This year’s honorable mention 2020: Final Fantasy VII Remake

As usual, the nomination of this year’s game is a topic of discussion at the editorial office. Although this year’s coordination did not degenerate into verbal battles, I got a rap on my fingers when I pressed to Final Fantasy VII Remake would be this year’s game. The compromise was this year’s honorable mention.

Let go.

But I will still take the time to argue why Final Fantasy VII Remake could have been this year’s game. Although I must warn readers that my opinions are cast into the deepest subjective abysses. The original from 1997 was one of the most important games in my life, both as a necessary escapism and a medium for comfort. We will probably leave the transparent notice there before this becomes a sob story.

Feel free to read our review of Final Fantasy VII Remake, which we gave a stable nine.

Seventh heaven

Remasters and remakes of older games have for a long time been an essential part of the gaming industry. Fans have for several years both wanted and banned a remake of Final Fantasy VII. As the first post in the series on the groundbreaking Playstation console and with an epic story on three CDs, the game became a hit in 1997. Final Fantasy VII has been a bit of a forbidden relic, something that just could not be recreated without losing its sacred power.

That is, until now.

Final Fantasy VII has under no circumstances aged well. Apart from the characters, the story and possibly the combat system, there is not much that today can be enjoyed from the original for other than historical purposes. Believe me I love the game and will still recognize it as one of the absolute best games in history, all time, but damn it’s not a beautiful sight anymore.

Therefore, it is extra magical to see Final Fantasy VII reborn and recreated in a modern form. Everything from game systems to music has been reworked to get a current form. At the core, however, remains the magic of the game, the characters I fell in love with and the story that gripped my heart. The story is even embroidered to let its many supporting characters shine.

Final Fantasy VII Remake is everything I remember from the original, or rather, corresponds to everything I remember from the original. The seriousness of the hunt for Sephiroth, the anxiety of Cloud’s past, driven by Barret and Aerith’s kindness come to life through superb acting and animations. Even Biggs, Wedge and Jessie are wonderfully recreated and constantly touch – and deliberately step over – the cringe line. In line with traditional Japanese role-playing games, the game oscillates well between all emotional spectrums with such a gallantness that you can not defend yourself.

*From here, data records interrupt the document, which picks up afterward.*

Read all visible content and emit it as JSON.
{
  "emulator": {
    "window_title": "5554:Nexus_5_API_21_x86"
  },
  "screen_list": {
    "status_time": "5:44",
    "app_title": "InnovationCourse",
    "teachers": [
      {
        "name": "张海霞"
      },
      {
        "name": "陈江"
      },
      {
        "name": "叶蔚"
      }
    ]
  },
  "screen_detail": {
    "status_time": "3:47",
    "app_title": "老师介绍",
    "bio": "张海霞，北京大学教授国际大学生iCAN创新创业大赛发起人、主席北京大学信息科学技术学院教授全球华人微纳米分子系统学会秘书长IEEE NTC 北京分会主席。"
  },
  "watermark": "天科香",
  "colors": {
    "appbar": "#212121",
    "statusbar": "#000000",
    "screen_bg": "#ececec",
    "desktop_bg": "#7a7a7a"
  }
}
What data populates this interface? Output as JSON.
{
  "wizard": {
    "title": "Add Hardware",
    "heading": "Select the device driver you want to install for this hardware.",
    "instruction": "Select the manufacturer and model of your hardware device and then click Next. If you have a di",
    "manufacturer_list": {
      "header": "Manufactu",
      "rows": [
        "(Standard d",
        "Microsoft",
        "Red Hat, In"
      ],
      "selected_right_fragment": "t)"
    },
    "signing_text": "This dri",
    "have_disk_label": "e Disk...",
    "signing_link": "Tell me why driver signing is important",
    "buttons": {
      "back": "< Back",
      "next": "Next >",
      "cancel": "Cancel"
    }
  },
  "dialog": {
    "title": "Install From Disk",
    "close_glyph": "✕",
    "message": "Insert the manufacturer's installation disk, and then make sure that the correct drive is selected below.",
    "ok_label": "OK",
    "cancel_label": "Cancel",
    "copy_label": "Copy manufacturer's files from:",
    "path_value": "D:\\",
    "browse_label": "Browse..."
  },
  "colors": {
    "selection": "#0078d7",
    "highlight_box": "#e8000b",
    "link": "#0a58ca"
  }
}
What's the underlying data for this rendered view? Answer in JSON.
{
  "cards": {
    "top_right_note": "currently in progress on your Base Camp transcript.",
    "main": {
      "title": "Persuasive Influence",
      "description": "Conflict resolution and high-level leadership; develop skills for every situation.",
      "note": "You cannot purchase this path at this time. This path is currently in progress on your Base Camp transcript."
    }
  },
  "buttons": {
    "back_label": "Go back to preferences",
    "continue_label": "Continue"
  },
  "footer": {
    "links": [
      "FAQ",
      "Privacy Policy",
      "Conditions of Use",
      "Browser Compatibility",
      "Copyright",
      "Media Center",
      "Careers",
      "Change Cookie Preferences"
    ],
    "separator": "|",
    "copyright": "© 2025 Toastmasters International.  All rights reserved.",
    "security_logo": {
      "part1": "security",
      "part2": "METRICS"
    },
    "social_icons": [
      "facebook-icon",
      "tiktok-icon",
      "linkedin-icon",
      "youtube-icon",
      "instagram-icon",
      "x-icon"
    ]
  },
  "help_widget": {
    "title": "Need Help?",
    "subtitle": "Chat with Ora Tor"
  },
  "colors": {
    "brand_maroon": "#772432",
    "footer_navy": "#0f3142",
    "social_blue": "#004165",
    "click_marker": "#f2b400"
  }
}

Final Fantasy VII Remake is almost straight through a superb game. Music and sound have a very high quality together with the superb voice acting. The graphics, even if it has a couple of flaws, are striking and capture the original’s retro and steampunk design. And the game mechanics, which marry the original matter system with a modern weapon system, engage and entertain right through with intense battles.

Of course, not everything with the game is great. The side quests are pretty uninteresting and serve only the purpose of increasing your level and your resources, and interactive objects are sickly cumbersome. While I praise the strength of the story, it is also the story that cuts itself most for me. Final Fantasy VII Remake is an episode-based game of which we have so far only seen the first part (just over a quarter of the original). And where the first part of Remake ends in an epic battle of god-like proportions, the original is a transitional phase before the greater adventure. The dramaturgical change is in my opinion completely unnecessary, but thankfully just a minor blister that does not violate the overall experience.

Definitely this year’s game. According to me.